(Source data)
╭──

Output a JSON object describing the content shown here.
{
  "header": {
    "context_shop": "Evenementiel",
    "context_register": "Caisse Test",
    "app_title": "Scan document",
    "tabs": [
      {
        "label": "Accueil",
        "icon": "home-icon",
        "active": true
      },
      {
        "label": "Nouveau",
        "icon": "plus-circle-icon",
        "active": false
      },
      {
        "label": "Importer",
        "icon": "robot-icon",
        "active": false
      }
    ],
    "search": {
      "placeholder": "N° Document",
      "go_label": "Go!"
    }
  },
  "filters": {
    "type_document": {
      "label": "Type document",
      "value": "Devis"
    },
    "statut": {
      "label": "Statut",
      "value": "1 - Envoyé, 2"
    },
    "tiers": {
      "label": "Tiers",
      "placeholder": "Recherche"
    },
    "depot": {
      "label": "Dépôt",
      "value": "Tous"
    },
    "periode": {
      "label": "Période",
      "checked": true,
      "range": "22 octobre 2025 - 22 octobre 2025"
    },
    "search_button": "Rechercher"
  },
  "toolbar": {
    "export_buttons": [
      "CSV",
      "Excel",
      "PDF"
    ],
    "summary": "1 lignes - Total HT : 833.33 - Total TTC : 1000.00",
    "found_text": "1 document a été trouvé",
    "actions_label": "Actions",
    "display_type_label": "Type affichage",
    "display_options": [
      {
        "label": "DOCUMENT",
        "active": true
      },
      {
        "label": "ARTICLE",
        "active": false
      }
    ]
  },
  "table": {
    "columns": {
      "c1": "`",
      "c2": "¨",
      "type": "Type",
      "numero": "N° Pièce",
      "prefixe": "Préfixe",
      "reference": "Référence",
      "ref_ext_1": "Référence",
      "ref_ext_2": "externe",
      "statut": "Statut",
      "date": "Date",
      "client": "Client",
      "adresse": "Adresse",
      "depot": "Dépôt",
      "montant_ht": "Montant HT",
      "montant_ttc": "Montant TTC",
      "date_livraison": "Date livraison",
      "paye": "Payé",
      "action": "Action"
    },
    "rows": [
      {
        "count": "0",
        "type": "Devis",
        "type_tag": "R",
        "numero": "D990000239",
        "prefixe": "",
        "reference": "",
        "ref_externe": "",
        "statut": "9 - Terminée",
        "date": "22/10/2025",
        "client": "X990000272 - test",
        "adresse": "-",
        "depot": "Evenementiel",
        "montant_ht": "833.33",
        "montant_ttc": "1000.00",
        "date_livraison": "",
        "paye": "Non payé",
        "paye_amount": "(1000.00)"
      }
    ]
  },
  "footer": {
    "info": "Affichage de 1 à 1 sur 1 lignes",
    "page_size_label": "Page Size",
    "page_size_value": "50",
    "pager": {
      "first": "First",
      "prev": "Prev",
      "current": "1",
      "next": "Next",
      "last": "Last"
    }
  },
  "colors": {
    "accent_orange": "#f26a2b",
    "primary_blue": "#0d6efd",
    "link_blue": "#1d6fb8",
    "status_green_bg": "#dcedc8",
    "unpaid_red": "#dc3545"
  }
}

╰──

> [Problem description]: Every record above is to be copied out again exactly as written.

> [Answer to this problem]:
Output a JSON object describing the content shown here.
{
  "header": {
    "context_shop": "Evenementiel",
    "context_register": "Caisse Test",
    "app_title": "Scan document",
    "tabs": [
      {
        "label": "Accueil",
        "icon": "home-icon",
        "active": true
      },
      {
        "label": "Nouveau",
        "icon": "plus-circle-icon",
        "active": false
      },
      {
        "label": "Importer",
        "icon": "robot-icon",
        "active": false
      }
    ],
    "search": {
      "placeholder": "N° Document",
      "go_label": "Go!"
    }
  },
  "filters": {
    "type_document": {
      "label": "Type document",
      "value": "Devis"
    },
    "statut": {
      "label": "Statut",
      "value": "1 - Envoyé, 2"
    },
    "tiers": {
      "label": "Tiers",
      "placeholder": "Recherche"
    },
    "depot": {
      "label": "Dépôt",
      "value": "Tous"
    },
    "periode": {
      "label": "Période",
      "checked": true,
      "range": "22 octobre 2025 - 22 octobre 2025"
    },
    "search_button": "Rechercher"
  },
  "toolbar": {
    "export_buttons": [
      "CSV",
      "Excel",
      "PDF"
    ],
    "summary": "1 lignes - Total HT : 833.33 - Total TTC : 1000.00",
    "found_text": "1 document a été trouvé",
    "actions_label": "Actions",
    "display_type_label": "Type affichage",
    "display_options": [
      {
        "label": "DOCUMENT",
        "active": true
      },
      {
        "label": "ARTICLE",
        "active": false
      }
    ]
  },
  "table": {
    "columns": {
      "c1": "`",
      "c2": "¨",
      "type": "Type",
      "numero": "N° Pièce",
      "prefixe": "Préfixe",
      "reference": "Référence",
      "ref_ext_1": "Référence",
      "ref_ext_2": "externe",
      "statut": "Statut",
      "date": "Date",
      "client": "Client",
      "adresse": "Adresse",
      "depot": "Dépôt",
      "montant_ht": "Montant HT",
      "montant_ttc": "Montant TTC",
      "date_livraison": "Date livraison",
      "paye": "Payé",
      "action": "Action"
    },
    "rows": [
      {
        "count": "0",
        "type": "Devis",
        "type_tag": "R",
        "numero": "D990000239",
        "prefixe": "",
        "reference": "",
        "ref_externe": "",
        "statut": "9 - Terminée",
        "date": "22/10/2025",
        "client": "X990000272 - test",
        "adresse": "-",
        "depot": "Evenementiel",
        "montant_ht": "833.33",
        "montant_ttc": "1000.00",
        "date_livraison": "",
        "paye": "Non payé",
        "paye_amount": "(1000.00)"
      }
    ]
  },
  "footer": {
    "info": "Affichage de 1 à 1 sur 1 lignes",
    "page_size_label": "Page Size",
    "page_size_value": "50",
    "pager": {
      "first": "First",
      "prev": "Prev",
      "current": "1",
      "next": "Next",
      "last": "Last"
    }
  },
  "colors": {
    "accent_orange": "#f26a2b",
    "primary_blue": "#0d6efd",
    "link_blue": "#1d6fb8",
    "status_green_bg": "#dcedc8",
    "unpaid_red": "#dc3545"
  }
}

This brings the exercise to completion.